That was then, this is now. Despite their overall benefit to women, current professional views about menstrual distress have subtle but mixed consequences for women (and trans men with internal female organs, especially if they suspend hormonal treatment to facilitate pregnancy).  Professional wisdom states that cramps, bloating, irritability and fatigue (Premenstrual Syndrome or PMS), are not a disease. Monthly excuses are as outdated as the Princess phones of my adolescence. On the other hand, major depression during the luteal phase of the menstrual cycle (Premenstrual Dysphoric Disorder or PMDD), is a recognized medical condition. The differentiation of these two views about menstruation legitimize the distress of some but minimize it for others.  

Professional recognition benefits those whose conditions match existing categories and who respond to treatment. But those who fall into the no man’s land of atypical symptoms, poor treatment response and multiple comorbidities may find themselves stranded. Severe but undiagnosable menstrual distress resembles fibromyalgia, IBS and other painful conditions that cannot be tied to dysfunctions of a particular organ or process. Such conditions may reflect central sensitization (CS), the way someone’s brain may amplify or generalize rather than suppress unpleasant sensations.  This mechanism is postulated, but not conclusively proven, in a host of painful conditions (Yunnus 2007)2, including dysmenorrhea and vulvodynia (Torres-Cueco and Nohales-Alfonso, 2021)3. A different line of research associates various conditions in which CS may play a role with prior psychological trauma ranging from sexual trauma to medical/gynecological procedures that are painful or frightening. Prolonged stress, including poverty, discrimination and other forms of social disadvantage or stress also affect the development and expression of pain, depression, and disability.
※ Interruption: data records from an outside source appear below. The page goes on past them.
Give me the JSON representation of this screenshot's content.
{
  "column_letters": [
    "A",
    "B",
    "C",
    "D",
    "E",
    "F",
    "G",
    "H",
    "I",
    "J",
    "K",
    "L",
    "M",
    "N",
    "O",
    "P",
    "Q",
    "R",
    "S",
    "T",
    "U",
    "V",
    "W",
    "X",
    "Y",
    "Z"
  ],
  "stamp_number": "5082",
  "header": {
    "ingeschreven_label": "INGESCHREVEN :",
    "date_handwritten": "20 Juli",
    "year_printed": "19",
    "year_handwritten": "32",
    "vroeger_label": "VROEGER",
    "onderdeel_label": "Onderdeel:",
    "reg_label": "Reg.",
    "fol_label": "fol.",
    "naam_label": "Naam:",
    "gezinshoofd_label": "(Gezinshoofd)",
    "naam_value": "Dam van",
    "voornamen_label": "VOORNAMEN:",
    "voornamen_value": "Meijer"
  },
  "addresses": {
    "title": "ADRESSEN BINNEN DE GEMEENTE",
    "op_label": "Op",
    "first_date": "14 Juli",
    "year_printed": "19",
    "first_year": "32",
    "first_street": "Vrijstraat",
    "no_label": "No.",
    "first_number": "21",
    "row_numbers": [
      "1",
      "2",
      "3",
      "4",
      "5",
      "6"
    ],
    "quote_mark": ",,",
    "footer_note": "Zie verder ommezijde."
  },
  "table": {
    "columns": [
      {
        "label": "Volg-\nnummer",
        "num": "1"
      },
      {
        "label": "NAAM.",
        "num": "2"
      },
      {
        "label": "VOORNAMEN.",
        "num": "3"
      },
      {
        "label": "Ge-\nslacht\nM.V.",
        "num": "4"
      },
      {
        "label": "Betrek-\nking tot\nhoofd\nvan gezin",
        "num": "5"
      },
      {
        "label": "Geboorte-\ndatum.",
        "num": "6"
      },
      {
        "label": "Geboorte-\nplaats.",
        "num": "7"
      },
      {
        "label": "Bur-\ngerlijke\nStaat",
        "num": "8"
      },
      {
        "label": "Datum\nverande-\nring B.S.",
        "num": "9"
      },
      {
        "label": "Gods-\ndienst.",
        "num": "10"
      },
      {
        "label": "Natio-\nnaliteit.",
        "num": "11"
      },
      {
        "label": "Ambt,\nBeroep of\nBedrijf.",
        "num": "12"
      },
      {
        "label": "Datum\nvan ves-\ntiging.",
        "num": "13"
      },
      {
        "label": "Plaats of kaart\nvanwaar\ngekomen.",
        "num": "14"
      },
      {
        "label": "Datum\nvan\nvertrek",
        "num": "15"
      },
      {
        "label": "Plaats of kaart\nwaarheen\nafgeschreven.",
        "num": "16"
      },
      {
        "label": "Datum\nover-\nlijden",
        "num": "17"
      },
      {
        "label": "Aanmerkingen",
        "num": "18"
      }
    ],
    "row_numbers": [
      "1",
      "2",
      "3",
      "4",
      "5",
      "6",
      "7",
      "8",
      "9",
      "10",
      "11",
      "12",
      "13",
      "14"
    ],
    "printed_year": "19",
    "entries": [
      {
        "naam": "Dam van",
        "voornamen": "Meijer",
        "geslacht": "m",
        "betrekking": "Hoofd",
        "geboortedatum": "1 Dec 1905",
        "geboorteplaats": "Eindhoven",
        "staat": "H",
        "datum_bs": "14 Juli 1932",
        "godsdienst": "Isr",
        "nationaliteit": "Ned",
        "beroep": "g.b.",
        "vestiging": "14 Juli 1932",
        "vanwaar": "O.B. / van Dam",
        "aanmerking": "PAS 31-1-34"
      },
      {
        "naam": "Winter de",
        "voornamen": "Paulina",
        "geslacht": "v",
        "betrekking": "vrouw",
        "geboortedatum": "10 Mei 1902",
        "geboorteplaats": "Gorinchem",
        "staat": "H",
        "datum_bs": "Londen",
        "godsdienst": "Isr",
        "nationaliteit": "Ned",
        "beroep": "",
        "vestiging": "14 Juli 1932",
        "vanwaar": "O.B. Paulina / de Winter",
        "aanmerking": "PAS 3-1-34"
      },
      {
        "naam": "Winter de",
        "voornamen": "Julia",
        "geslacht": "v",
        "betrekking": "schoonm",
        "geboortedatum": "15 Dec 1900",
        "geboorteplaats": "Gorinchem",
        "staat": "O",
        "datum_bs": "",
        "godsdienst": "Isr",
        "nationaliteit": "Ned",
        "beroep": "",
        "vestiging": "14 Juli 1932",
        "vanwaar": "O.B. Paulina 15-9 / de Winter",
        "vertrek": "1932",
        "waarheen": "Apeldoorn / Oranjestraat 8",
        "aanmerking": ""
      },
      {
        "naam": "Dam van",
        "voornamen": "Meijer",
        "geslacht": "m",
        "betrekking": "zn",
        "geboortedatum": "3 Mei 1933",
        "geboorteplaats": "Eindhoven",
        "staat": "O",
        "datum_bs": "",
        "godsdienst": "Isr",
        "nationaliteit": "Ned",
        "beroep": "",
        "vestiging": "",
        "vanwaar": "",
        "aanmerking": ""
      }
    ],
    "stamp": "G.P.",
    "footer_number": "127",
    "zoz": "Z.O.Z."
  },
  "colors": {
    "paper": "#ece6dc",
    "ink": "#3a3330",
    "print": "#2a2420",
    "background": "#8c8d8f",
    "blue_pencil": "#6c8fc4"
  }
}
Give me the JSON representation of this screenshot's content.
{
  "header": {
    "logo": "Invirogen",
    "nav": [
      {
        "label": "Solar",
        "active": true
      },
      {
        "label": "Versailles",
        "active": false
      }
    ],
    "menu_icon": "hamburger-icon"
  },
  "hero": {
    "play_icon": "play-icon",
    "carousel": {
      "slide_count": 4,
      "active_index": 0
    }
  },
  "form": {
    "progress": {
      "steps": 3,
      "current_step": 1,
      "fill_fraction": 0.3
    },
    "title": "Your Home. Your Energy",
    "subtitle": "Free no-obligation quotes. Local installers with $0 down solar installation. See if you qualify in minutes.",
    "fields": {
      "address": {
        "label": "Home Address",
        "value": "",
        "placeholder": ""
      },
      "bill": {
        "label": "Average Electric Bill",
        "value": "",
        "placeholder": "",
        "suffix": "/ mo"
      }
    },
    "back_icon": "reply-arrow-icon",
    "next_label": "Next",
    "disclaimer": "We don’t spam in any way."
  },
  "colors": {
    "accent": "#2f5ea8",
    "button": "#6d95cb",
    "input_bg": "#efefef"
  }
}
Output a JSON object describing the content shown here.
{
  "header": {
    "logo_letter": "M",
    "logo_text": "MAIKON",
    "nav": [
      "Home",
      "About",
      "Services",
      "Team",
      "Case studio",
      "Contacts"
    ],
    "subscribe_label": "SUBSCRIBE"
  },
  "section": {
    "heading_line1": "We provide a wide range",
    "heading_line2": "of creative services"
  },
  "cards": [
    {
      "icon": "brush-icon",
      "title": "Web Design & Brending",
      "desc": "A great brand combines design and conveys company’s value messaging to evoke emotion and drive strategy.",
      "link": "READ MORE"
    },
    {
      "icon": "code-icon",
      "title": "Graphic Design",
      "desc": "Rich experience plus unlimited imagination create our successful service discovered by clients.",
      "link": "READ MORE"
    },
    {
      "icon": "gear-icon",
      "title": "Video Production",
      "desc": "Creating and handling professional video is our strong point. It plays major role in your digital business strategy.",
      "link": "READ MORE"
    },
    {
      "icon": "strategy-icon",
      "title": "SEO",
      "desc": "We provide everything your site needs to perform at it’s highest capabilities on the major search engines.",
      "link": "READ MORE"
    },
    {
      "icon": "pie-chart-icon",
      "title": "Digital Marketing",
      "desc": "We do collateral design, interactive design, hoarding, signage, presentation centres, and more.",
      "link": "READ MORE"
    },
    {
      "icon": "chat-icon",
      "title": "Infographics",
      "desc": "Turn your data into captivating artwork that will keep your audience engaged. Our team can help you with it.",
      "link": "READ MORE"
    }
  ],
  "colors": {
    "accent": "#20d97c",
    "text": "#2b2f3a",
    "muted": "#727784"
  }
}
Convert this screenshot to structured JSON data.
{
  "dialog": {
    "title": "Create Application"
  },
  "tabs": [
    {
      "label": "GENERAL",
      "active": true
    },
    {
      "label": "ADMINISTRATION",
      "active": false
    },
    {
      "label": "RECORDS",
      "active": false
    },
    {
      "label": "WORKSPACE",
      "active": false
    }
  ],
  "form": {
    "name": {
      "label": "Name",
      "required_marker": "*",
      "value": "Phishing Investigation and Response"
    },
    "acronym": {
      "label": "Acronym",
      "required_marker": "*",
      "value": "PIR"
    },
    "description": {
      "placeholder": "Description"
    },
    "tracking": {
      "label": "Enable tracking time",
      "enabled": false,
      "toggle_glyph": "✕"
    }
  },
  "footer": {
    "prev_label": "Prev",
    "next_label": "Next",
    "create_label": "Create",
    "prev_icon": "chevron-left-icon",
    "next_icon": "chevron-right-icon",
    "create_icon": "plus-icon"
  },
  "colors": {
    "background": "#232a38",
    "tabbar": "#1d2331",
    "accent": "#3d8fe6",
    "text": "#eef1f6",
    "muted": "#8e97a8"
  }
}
Such factors fall outside a strict medical model of disease. In consequence, medical professionals, teachers, bosses and peers, may look askance at people who experience serious or disabling pain, including pain related to female reproductive organs that cannot be traced to a specific pathology or whose symptoms do not “meet criteria” for a known psychiatric disorder.  

Countering the harm of disbelief and neglect of gendered pain should not require return to a world in which all women by virtue of their reproductive status are offered special treatment that may limit their opportunities for full participation in social life. Yet some women need and deserve more care and understanding than strict gender equality allows.  The solution to this problem is not to abandon medical values but to expand them, to adopt the principles of patient-centered and trauma informed care. Women who meet criteria for PMS and PMDD, and those who don’t, deserve to be seen both as exemplars of general conditions and as individuals in unique circumstances with unique personal histories. Not everyone needs a monthly excuse or accommodation from an educational institution or a workplace, but some will. Clarke was culpably wrong in his views of women’s needs, but respect, flexibility and empathy remain unfulfilled needs in medicine and psychiatry’s approach to reproductive health. 

By: Dr. Julia Frank, Communications Committee Memeber of The International Marcé Society